The Naiad Voyages

Mark Austen

2018.04.14 - Final Preparations Part V

The forecast for the weekend is good for boat work and then week ahead looks to be great as well.

The tasks for this weekend are:

  1. Scrape off the epoxy applied last weekend.
  2. Coarse sand the existing copper epoxy.
  3. Sand the non-copper epoxy sections with a slightly less aggressive sandpaper.
  4. Make good any areas where too much copper epoxy has been removed and the fibreglass mat is exposed.
  5. Remove the peel ply and sand the 'repairs'.
  6. Wash the hull down with alcohol.
  7. Tape the waterline on hull and rudder.
  8. Apply the first coat of Liquid Copper to the hull and the rudder.
  9. Allow the epoxy to begin to gel then remove the tape.
  10. Allow the epoxy to become tack free.
  11. Tape the waterline on hull and rudder.
  12. Apply the second coat of Liquid Copper to the hull and the rudder.
  13. Allow the epoxy to begin to gel then remove the tape.
  14. Allow the epoxy to harden.

Items 1-4 should be done today and the rest tomorrow.

With the temperatures set to rise to around 20 Celsius by the end of next week I hope to get the topsides and boot top painted as well as completing the varnishing that I have been doing in the container store.


At the first tea break one side has been scraped, the left hand side as seen in the photo.


A closer view where you can see the scrape marks where the scraper has been dragged down the hull after a strip had been heated with the hot air gun. If done properly the epoxy comes off in a continuous strip.


At the third tea break both sides are scrapped an the right hand side as seen in the photos has been coarsely sanded. You can see tat the font part of the boat need a little attention since the flat belt sander cannot cope with the curvature of the hull just here, but I'll do that in the next session.


At the close of boat work for the day, here is the hull now coarsely sanded on both sides with the odd bits hand sanded where the belt sander could not touch the hull properly.


A few spots were covered with thickened epoxy and then covered with peel ply.

All the tasks for the day completed and without too much stress, which always helps.

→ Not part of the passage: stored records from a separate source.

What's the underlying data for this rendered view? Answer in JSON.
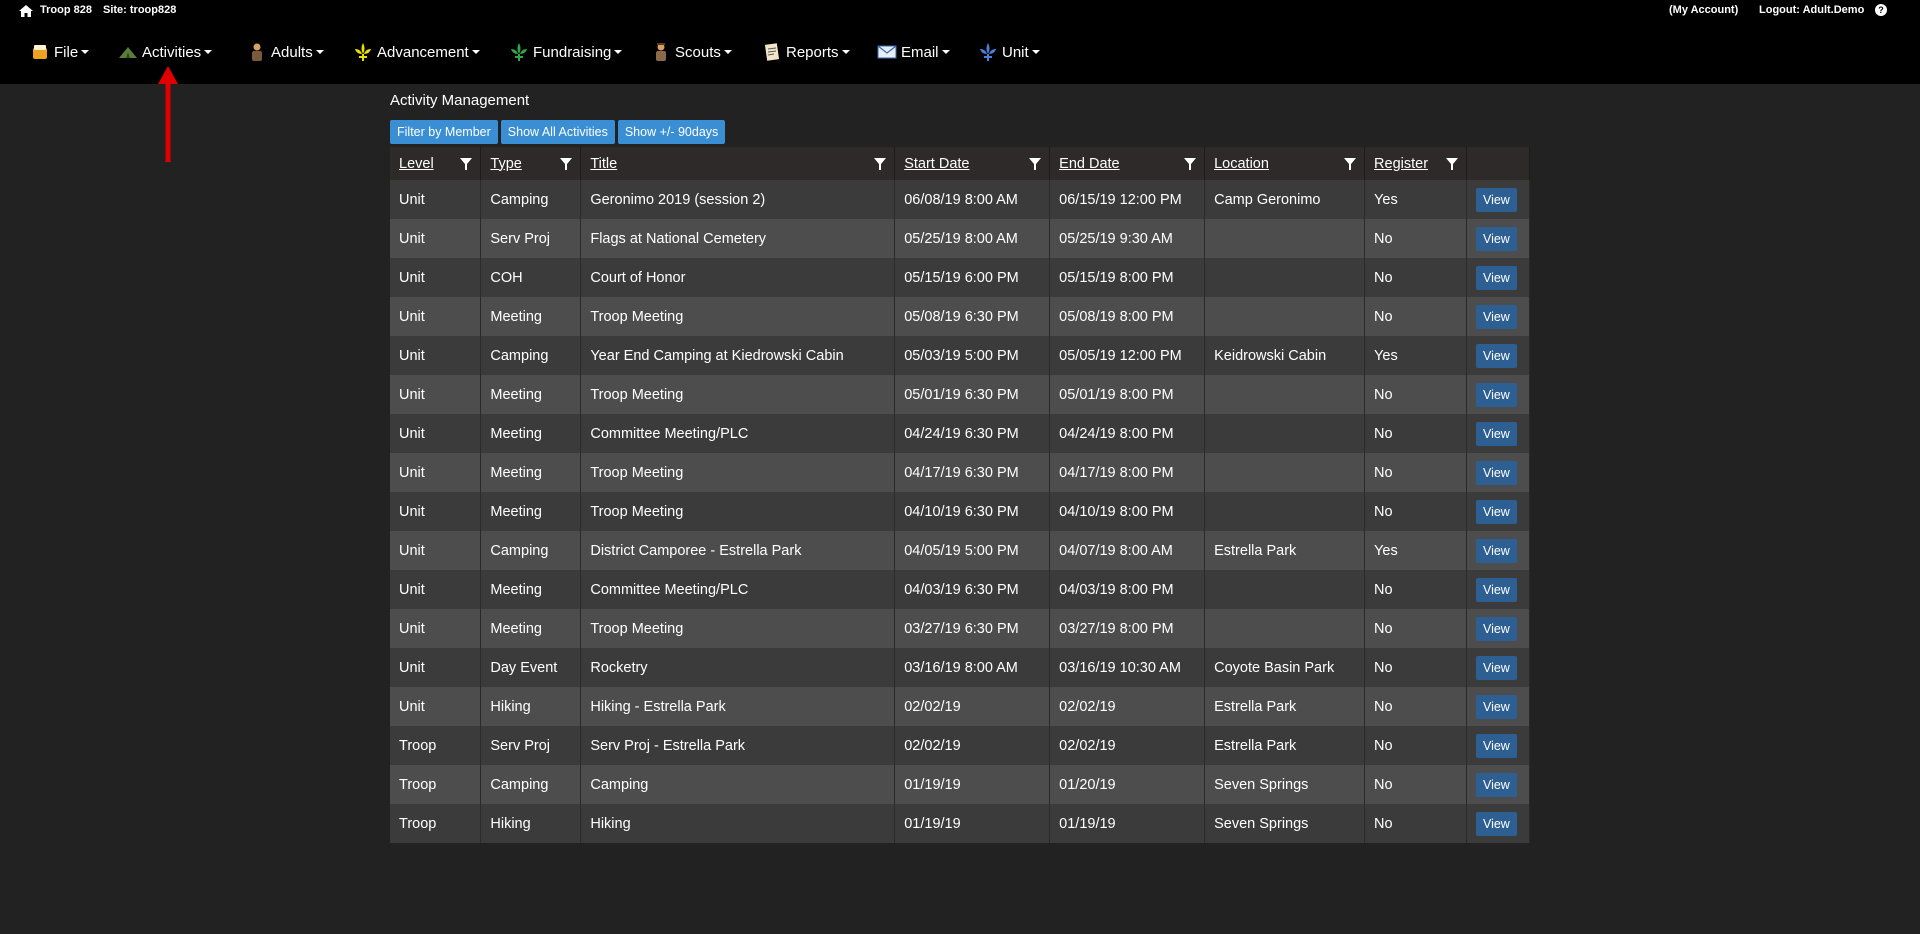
{
  "topline": {
    "troop": "Troop 828",
    "site": "Site: troop828",
    "my_account": "(My Account)",
    "logout": "Logout: Adult.Demo",
    "help": "?"
  },
  "menu": [
    {
      "label": "File",
      "icon": "file-icon"
    },
    {
      "label": "Activities",
      "icon": "activities-icon"
    },
    {
      "label": "Adults",
      "icon": "adults-icon"
    },
    {
      "label": "Advancement",
      "icon": "advancement-icon"
    },
    {
      "label": "Fundraising",
      "icon": "fundraising-icon"
    },
    {
      "label": "Scouts",
      "icon": "scouts-icon"
    },
    {
      "label": "Reports",
      "icon": "reports-icon"
    },
    {
      "label": "Email",
      "icon": "email-icon"
    },
    {
      "label": "Unit",
      "icon": "unit-icon"
    }
  ],
  "page": {
    "title": "Activity Management",
    "buttons": [
      "Filter by Member",
      "Show All Activities",
      "Show +/- 90days"
    ]
  },
  "table": {
    "columns": [
      "Level",
      "Type",
      "Title",
      "Start Date",
      "End Date",
      "Location",
      "Register",
      ""
    ],
    "view_label": "View",
    "rows": [
      [
        "Unit",
        "Camping",
        "Geronimo 2019 (session 2)",
        "06/08/19 8:00 AM",
        "06/15/19 12:00 PM",
        "Camp Geronimo",
        "Yes"
      ],
      [
        "Unit",
        "Serv Proj",
        "Flags at National Cemetery",
        "05/25/19 8:00 AM",
        "05/25/19 9:30 AM",
        "",
        "No"
      ],
      [
        "Unit",
        "COH",
        "Court of Honor",
        "05/15/19 6:00 PM",
        "05/15/19 8:00 PM",
        "",
        "No"
      ],
      [
        "Unit",
        "Meeting",
        "Troop Meeting",
        "05/08/19 6:30 PM",
        "05/08/19 8:00 PM",
        "",
        "No"
      ],
      [
        "Unit",
        "Camping",
        "Year End Camping at Kiedrowski Cabin",
        "05/03/19 5:00 PM",
        "05/05/19 12:00 PM",
        "Keidrowski Cabin",
        "Yes"
      ],
      [
        "Unit",
        "Meeting",
        "Troop Meeting",
        "05/01/19 6:30 PM",
        "05/01/19 8:00 PM",
        "",
        "No"
      ],
      [
        "Unit",
        "Meeting",
        "Committee Meeting/PLC",
        "04/24/19 6:30 PM",
        "04/24/19 8:00 PM",
        "",
        "No"
      ],
      [
        "Unit",
        "Meeting",
        "Troop Meeting",
        "04/17/19 6:30 PM",
        "04/17/19 8:00 PM",
        "",
        "No"
      ],
      [
        "Unit",
        "Meeting",
        "Troop Meeting",
        "04/10/19 6:30 PM",
        "04/10/19 8:00 PM",
        "",
        "No"
      ],
      [
        "Unit",
        "Camping",
        "District Camporee - Estrella Park",
        "04/05/19 5:00 PM",
        "04/07/19 8:00 AM",
        "Estrella Park",
        "Yes"
      ],
      [
        "Unit",
        "Meeting",
        "Committee Meeting/PLC",
        "04/03/19 6:30 PM",
        "04/03/19 8:00 PM",
        "",
        "No"
      ],
      [
        "Unit",
        "Meeting",
        "Troop Meeting",
        "03/27/19 6:30 PM",
        "03/27/19 8:00 PM",
        "",
        "No"
      ],
      [
        "Unit",
        "Day Event",
        "Rocketry",
        "03/16/19 8:00 AM",
        "03/16/19 10:30 AM",
        "Coyote Basin Park",
        "No"
      ],
      [
        "Unit",
        "Hiking",
        "Hiking - Estrella Park",
        "02/02/19",
        "02/02/19",
        "Estrella Park",
        "No"
      ],
      [
        "Troop",
        "Serv Proj",
        "Serv Proj - Estrella Park",
        "02/02/19",
        "02/02/19",
        "Estrella Park",
        "No"
      ],
      [
        "Troop",
        "Camping",
        "Camping",
        "01/19/19",
        "01/20/19",
        "Seven Springs",
        "No"
      ],
      [
        "Troop",
        "Hiking",
        "Hiking",
        "01/19/19",
        "01/19/19",
        "Seven Springs",
        "No"
      ]
    ]
  },
  "colors": {
    "background": "#222222",
    "topbar": "#000000",
    "button": "#3a8fd4",
    "view_button": "#2d5f92",
    "annotation_arrow": "#e00000"
  }
}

With the re-launch of Naiad now in sight I have been looking at alternative ways to get her in the water that do not required a trip to Ely and back several times. The most obvious way is to launch her from the river bank and I have seen this being done at a spot about mid way between the cruising club and the Ship Inn at Brandon Creek. What I have seen is a low-loader, with a Hiab, parked on the top of the river bank with a boat on the low-loader. The Hiab is used to lift the boat over to the water and lowered in, where upon the slings are recovered.

By chance I found that a local company advertising 'crane assisted delivery' also had a second web site for boat transport. I looked at this and was gobsmacked to see the following photo:


That is the very spot I was referring to. This is very good news since I do not have to explain in great detail where the launch should take place as they know it already. Once Naiad is the right way up and rigged again I'll contact this company, GMR Boat Transport, to get a quote and to arrange the launch.

A good day.

Now I need a bath as I'm covered in fine copper and epoxy dust and I have a dinner to go to this evening.